The Open Consent Framework is the approach that we’re taking to operationalise standard notices with a trust framework. The framework is simply a notary function where trusted third-party organisations can register/generate their notices and in which additional layers of technology can be added to provide more-advanced and more trusted user functionality. For example, where users can withdraw consent or where dynamic consent can be implemented. What the trusted third-party organisations look like or whom they are comprised of is a conversation that we will have at our next event. Open Consent also aims to provide open and transparent standards so that innovation and a market in consent tech and trust can be created and evolve.

The Real Consent concept

Creating Sustainable Real Consent

Mark Lizar, Co-Chair of the consent working group

Real Consent is an initiative focused on both technology and policy, comprised of open standards, best practices, and most importantly, an aim of developing a collection of assets to address the current challenges around consent. The Real Consent thesis being the more transparency and trust, the more people are enabled and likely to share, collaborate and contribute.

The work we’ve been doing as part of the consent working group and growing the Real Consent concept has incited lots of interest and new approaches, which in turn has led to the development of a number of consent tech projects and activities. Since we started the Real Consent journey, we have assessed the gaps in consent tech, considered a ‘Consent By Design’ method, and helped Digital Catapult to develop their Personal Data Receipt, which is a new way to simplify the understanding of privacy policies and increase transparency in personal data practices. A collaborative paper was also submitted in response to a Consultation on Consent by the Canadian Government. Furthermore, my hackathon team Consent Gateway was a winner in the ‘wild card’ category at the MyData 2016 conference for our initiative in ‘building the interconnections to allow awesome consumer service journeys that start with consent’.

What’s next

The fifth and final event (date TBA but likely early 2017) will signal the end of the one-year challenge to develop an initial collection of Real Consent assets. In this last event the report and/or outputs of the Real Consent initiative will be provided. This will include an analysis of the effectiveness of Open Consent technology to achieve Real Consent, and further in-depth discussions about how innovators can develop Open Consent that is sustainable and operational at scale.

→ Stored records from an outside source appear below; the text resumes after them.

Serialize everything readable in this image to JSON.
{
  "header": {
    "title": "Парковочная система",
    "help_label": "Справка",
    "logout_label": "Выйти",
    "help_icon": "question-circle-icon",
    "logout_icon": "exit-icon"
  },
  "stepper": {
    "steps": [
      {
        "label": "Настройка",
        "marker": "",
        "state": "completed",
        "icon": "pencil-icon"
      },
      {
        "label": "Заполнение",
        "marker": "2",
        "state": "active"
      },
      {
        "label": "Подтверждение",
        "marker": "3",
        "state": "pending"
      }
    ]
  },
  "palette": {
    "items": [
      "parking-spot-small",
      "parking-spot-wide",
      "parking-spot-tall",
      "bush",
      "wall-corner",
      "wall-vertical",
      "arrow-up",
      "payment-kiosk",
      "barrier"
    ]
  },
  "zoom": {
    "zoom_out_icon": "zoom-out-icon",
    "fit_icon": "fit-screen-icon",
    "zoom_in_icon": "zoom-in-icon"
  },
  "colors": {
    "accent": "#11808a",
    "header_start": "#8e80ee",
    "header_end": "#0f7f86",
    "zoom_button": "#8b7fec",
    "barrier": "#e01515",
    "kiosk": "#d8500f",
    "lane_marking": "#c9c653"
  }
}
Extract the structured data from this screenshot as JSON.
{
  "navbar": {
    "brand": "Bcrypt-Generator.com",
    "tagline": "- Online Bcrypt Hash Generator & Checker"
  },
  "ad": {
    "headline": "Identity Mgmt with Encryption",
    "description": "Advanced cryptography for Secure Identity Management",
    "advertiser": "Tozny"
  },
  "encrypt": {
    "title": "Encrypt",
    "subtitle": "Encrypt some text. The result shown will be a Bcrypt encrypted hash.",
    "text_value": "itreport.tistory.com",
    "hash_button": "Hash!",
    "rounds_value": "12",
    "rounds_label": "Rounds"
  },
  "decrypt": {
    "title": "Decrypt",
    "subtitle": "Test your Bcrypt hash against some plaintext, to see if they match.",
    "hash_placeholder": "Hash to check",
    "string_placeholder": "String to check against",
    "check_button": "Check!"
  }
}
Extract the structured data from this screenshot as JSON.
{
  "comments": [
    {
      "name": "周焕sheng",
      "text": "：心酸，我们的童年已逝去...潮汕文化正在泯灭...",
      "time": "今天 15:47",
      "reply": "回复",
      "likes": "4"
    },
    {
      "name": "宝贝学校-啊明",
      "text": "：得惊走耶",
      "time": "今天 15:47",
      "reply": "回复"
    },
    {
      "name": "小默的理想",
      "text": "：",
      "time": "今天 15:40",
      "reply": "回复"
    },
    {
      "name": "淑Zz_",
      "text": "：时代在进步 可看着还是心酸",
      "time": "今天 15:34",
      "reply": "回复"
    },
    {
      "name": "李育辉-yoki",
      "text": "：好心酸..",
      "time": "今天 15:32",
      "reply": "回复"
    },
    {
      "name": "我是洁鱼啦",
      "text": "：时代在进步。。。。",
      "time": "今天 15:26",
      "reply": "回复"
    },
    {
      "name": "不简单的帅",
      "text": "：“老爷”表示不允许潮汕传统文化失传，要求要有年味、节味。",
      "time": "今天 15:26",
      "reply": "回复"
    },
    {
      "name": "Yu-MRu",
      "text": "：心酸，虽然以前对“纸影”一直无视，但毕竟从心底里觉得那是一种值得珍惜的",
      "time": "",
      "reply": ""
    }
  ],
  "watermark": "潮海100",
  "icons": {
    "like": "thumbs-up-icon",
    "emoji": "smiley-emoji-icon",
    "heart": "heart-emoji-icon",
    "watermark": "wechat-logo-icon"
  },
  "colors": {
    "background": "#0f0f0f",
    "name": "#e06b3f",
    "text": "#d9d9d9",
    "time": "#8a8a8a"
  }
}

And in the mean time, read through the presentations from the 26 September Consent Tech: Creating Sustainable Real Consent workshop:

  • Digital Catapult implementation of Personal Data Receipts (Lead Technologist, Personal Data and Trust, Digital Catapult, Michele Nati) mnati_digicat-pdr_pdtn-260916
  • MyData 2016 conference – report and Consent Tech Hackathon Project (Technologist and Track Lead, MyData Architecture, Harri Honko @harrihonko) hhonko-mydata-consenttech-260916
  • Coalition – consent tech for behavioural data (Director, Coelition, Joss Langford @data2life) Awaiting
  • The OPC: Open Consent (Mark Lizar @smartopian) Awaiting
  • User-Managed Access (UMA) (specialist in Cloud security, privacy and trust, Maciej Machulak @mmachulak) Awaiting
  • Trust and verify framework (research associate and Professor of Law, Dr. Nicolo Zingales @TechJust) nzingales-consenttech-260916
  • Consent and dissent to personal data usage: case studies (Mathematician, Paul-Olivier Dehaye @podehaye) – please contact Paul for details
  • Consentua (Founder Directer KnowNow Information, Chris Cooper @knownowinfo) ccooper-consentua_intro-260916

Mark Lizar is Founding Director of  Smart Species, a consultancy focused on consent engineering and consulting, Co-Chair of the Consent & Information Sharing Work Group (CISWG) at the Kantara Initiative and Co-Chair of the consent working group for the Personal Data & Trust Network. You can connect with him at and @smartopian and follow the Real Consent initiative at